- age (juvenile/adult/infantile) determined from dental eruption and wear, as well as epiphyseal fusion and bone texture.
The relative abundances of skeletal elements were calculated in comparison with the expected numbers of each element multiplied by the minimum number of individuals.
The following features were also recorded:
- Percussion pits
- Adhering flakes
- Conchoidal percussion scars
- Tool-induced surface modification
- Scraping marks
The ages based on dental traits are as follows: two infants of 3-4 years old, two adolescents, one of about 14 years and one of about 11 years, and two young adults about 16-18 years old.
Human anatomical elements are representative of all major skeleton areas, although they are not representative of the entire skeleton, element-by element. Some elements are scarce or absent. This may be due to the small area of excavation rather than by selective butchery.
Elements that have a small diameter with little marrow content appear almost unbroken. The most damaged are the skulls, mandibles, maxillae, the femur fragment, and vertebrae. This patterning is also observed on the non-human animal remains from the Aurora stratum and is consistent with those bones that held the most nutritional value.

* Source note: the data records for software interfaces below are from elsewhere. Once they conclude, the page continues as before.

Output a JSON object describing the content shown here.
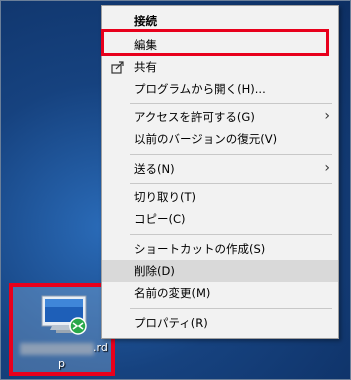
{
  "context_menu": {
    "items": [
      {
        "label": "接続",
        "bold": true
      },
      {
        "label": "編集"
      },
      {
        "label": "共有",
        "icon": "share-icon"
      },
      {
        "label": "プログラムから開く(H)..."
      },
      {
        "label": "アクセスを許可する(G)",
        "submenu": true
      },
      {
        "label": "以前のバージョンの復元(V)"
      },
      {
        "label": "送る(N)",
        "submenu": true
      },
      {
        "label": "切り取り(T)"
      },
      {
        "label": "コピー(C)"
      },
      {
        "label": "ショートカットの作成(S)"
      },
      {
        "label": "削除(D)",
        "hovered": true
      },
      {
        "label": "名前の変更(M)"
      },
      {
        "label": "プロパティ(R)"
      }
    ],
    "submenu_arrow": "›",
    "highlight_color": "#e8001c"
  },
  "desktop_icon": {
    "icon": "remote-desktop-file-icon",
    "name_visible_start": "p",
    "name_visible_ext": ".rd"
  }
}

Cutmarks have been observed on radii, phalanges and metapodials, suggesting dismembering. They are also frequent at strong muscle attachment points on the crania (face muscles, temporalis and sternocleidomastoid). This suggests detachment of the cheeks. Cutmarks on the temporal bones indicate separation of the head from the trunk. Vertebral damage is frequent and is considered to be mainly due to dismembering, defleshing and crushing the spongy bone portions.
Comparison with Other Sites:
Cutmarks are more abundant in the Aurora Stratum than at many other sites, probably because most anatomical elements recovered are bones with little meat and strong muscle attachments. Conchoidal scars, adhering flakes and peeling also appear more abundant, in contrast to the greater abundance of percussion scars seen on bones from Mancos and Yellow Jacket in Colorado. This is likely to be due to the lack of fire among early Pleistocene hominids in comparison to the Anasazi culture.
Type of Cannibalism:
The Aurora stratum is characterised by:
- analogous butchering techniques in human and non-human animals
- similar breakage patterns to extract the marrow
- identical pattern of post-processing discard of humans and animals
In summary, the techniques observed were aimed at meat and marrow extraction. No ritual treatment can be suggested in this assemblage. It is, therefore, presumed that nutritional purposes were the cause of this case of cannibalism.
If it is assumed that the stratum represents a single incidental and short event, then the temperate environment indicated by pollen evidence and the high diversity of faunal remains do not justify a starvation period survival strategy. It is therefore suggested this represents gastronomic cannibalism.
Equally, if the event represents a biologically long period of time, then the distribution indicates cannibalism was taking place throughout this period of time. This also can be modelled as gastronomic cannibalism, indicating humans were part of the diet of other humans.
Fernández-Jalvo, Y, Díez, J.C, Cáceres, I and Rosell, J. 1999. Human cannibalism in the Early Pleistocene of Europe (Gran Dolina, Sierra de Atapuerca, Burgos, Spain). Journal of Human Evolution 37: 591-622.